Current court portals for self-represented litigants are just a start, and they typically focus on case initiation. Learn what else litigants need from portals and what organizational strategies are necessary to run a litigant portal properly. How can technology help pro se parties manage their cases to a successful conclusion?
Explore three current litigant portals in California, Minnesota, and Massachusetts. See how they are both different and the same. How are they succeeding in providing on-demand support to pro se parties? Learn the plans these court leaders have for future improvements to their portals.
Litigant portals are not easy websites to build or maintain. Three experts will facilitate a peer-to-peer discussion about what technologies support these capabilities and how to solve typical problems. All are welcome to participate in this roundtable conversation: we want to hear about your experiences with your court’s portal.
Other countries are leading the way when it comes to litigant portals. Learn about the innovative portal projects in the Netherlands, Great Britain, and Canada. Can they be models for ours? What features are relevant for America’s pro se litigants?

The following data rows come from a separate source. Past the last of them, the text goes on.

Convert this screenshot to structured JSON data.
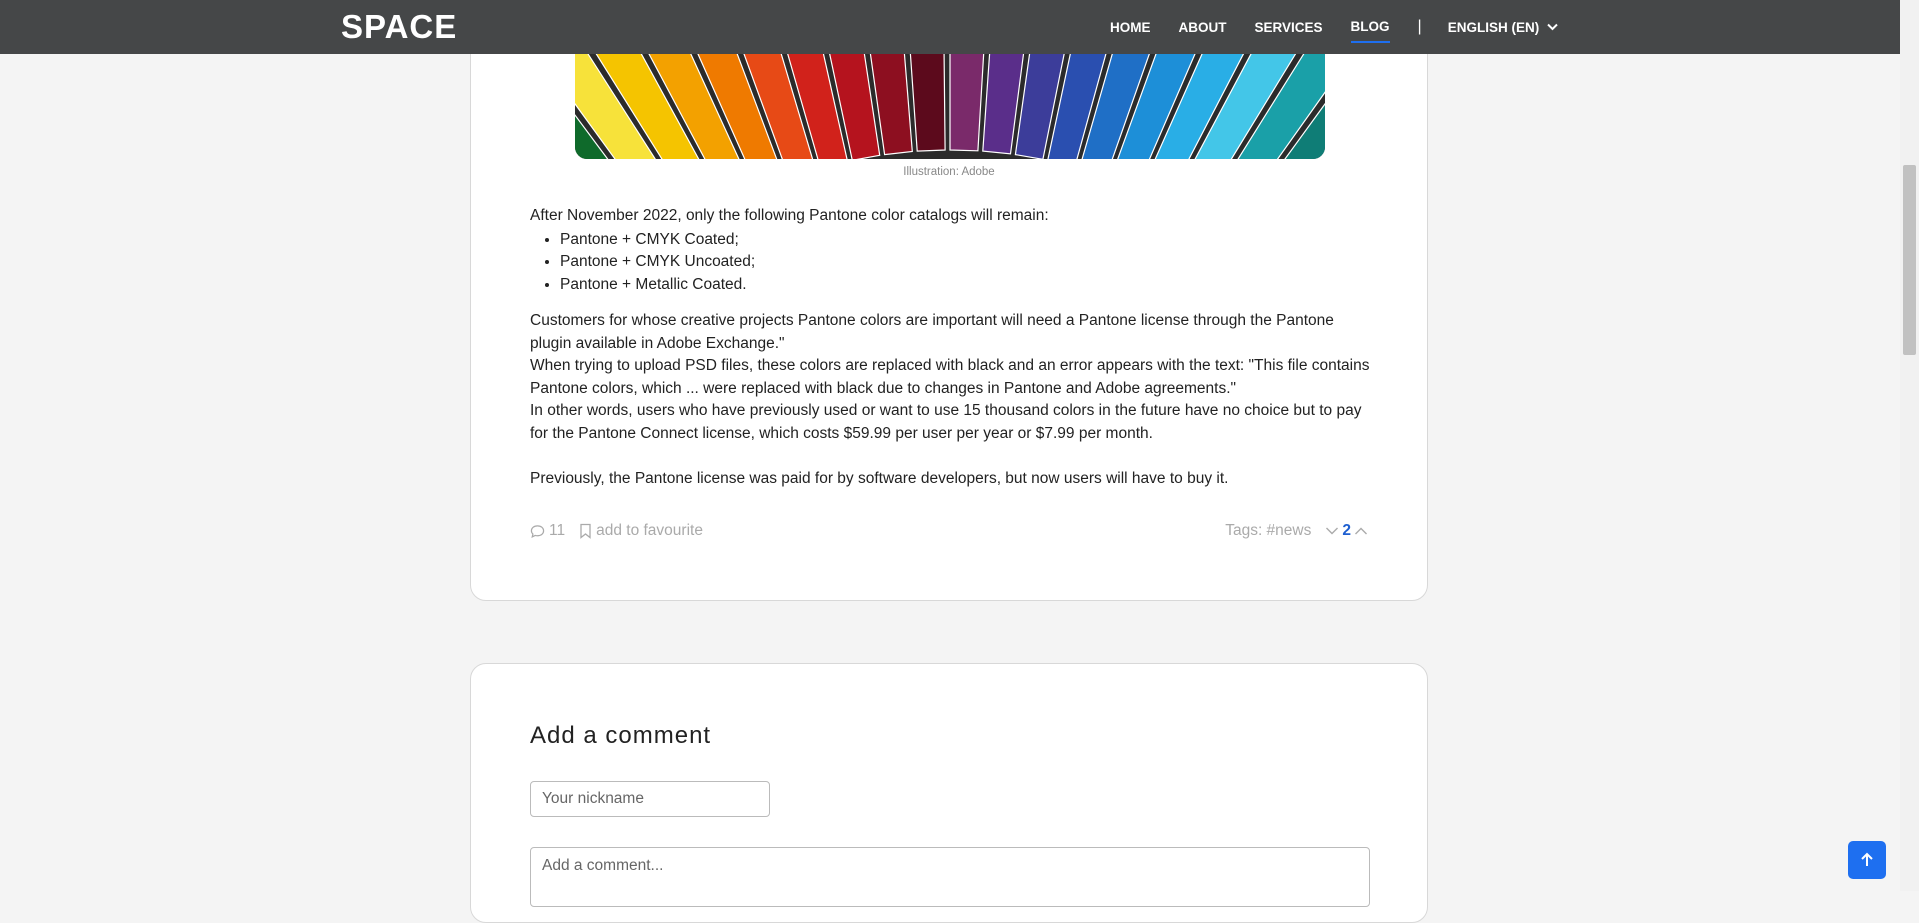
{
  "header": {
    "logo": "SPACE",
    "nav": [
      {
        "label": "HOME",
        "active": false
      },
      {
        "label": "ABOUT",
        "active": false
      },
      {
        "label": "SERVICES",
        "active": false
      },
      {
        "label": "BLOG",
        "active": true
      }
    ],
    "separator": "|",
    "language": "ENGLISH (EN)"
  },
  "post": {
    "image_caption": "Illustration: Adobe",
    "intro": "After November 2022, only the following Pantone color catalogs will remain:",
    "list": [
      "Pantone + CMYK Coated;",
      "Pantone + CMYK Uncoated;",
      "Pantone + Metallic Coated."
    ],
    "paragraph1": "Customers for whose creative projects Pantone colors are important will need a Pantone license through the Pantone plugin available in Adobe Exchange.\"",
    "paragraph2": "When trying to upload PSD files, these colors are replaced with black and an error appears with the text: \"This file contains Pantone colors, which ... were replaced with black due to changes in Pantone and Adobe agreements.\"",
    "paragraph3": "In other words, users who have previously used or want to use 15 thousand colors in the future have no choice but to pay for the Pantone Connect license, which costs $59.99 per user per year or $7.99 per month.",
    "paragraph4": "Previously, the Pantone license was paid for by software developers, but now users will have to buy it.",
    "comments_count": "11",
    "favourite_label": "add to favourite",
    "tags": "Tags: #news",
    "rating": "2"
  },
  "comment_form": {
    "title": "Add a comment",
    "nickname_placeholder": "Your nickname",
    "comment_placeholder": "Add a comment..."
  },
  "icons": {
    "comment": "speech-bubble-icon",
    "bookmark": "bookmark-icon",
    "vote_down": "chevron-down-icon",
    "vote_up": "chevron-up-icon",
    "language": "chevron-down-icon",
    "to_top": "arrow-up-icon"
  },
  "colors": {
    "header_bg": "#454748",
    "accent": "#1e6ff0",
    "page_bg": "#f4f4f4"
  }
}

The benchmark for great litigant portals is rising quickly. If courts are to build and maintain them successfully, many implementation issues must be identified and solved.
Think beyond the current “art of the possible”: three thought leaders will discuss what self-represented litigants might need in ten years. How will their demands on the court evolve? What technological capabilities are required to meet those demands? The future may surprise and delight you (or dismay and alarm you).
A national expert will facilitate a peer-to-peer discussion that reviews the entire track with the goal of culling the key, recurring ideas that courts should remember, consider priorities, and act upon. Participants will also discuss methods for continuing the conversation about litigant portals after the conference.
Speakers/faculty include Bonnie Hough (CA), Judge Dina Fine (MA), John Greacen (himself), Glenn Rawdon (LSC), Tom Clarke (NCSC), Susan Ledray (MN), Snorri Ogata (Orange county CA), Craig Burlingame (MA) and myself. We are working hard to turn this into a powerful and helpful series of sessions.
Please do encourage your tech and leadership folks to come to learn more about access issues and the potential of technology. Maybe this can be the launching of more national networking on technology for access to justice.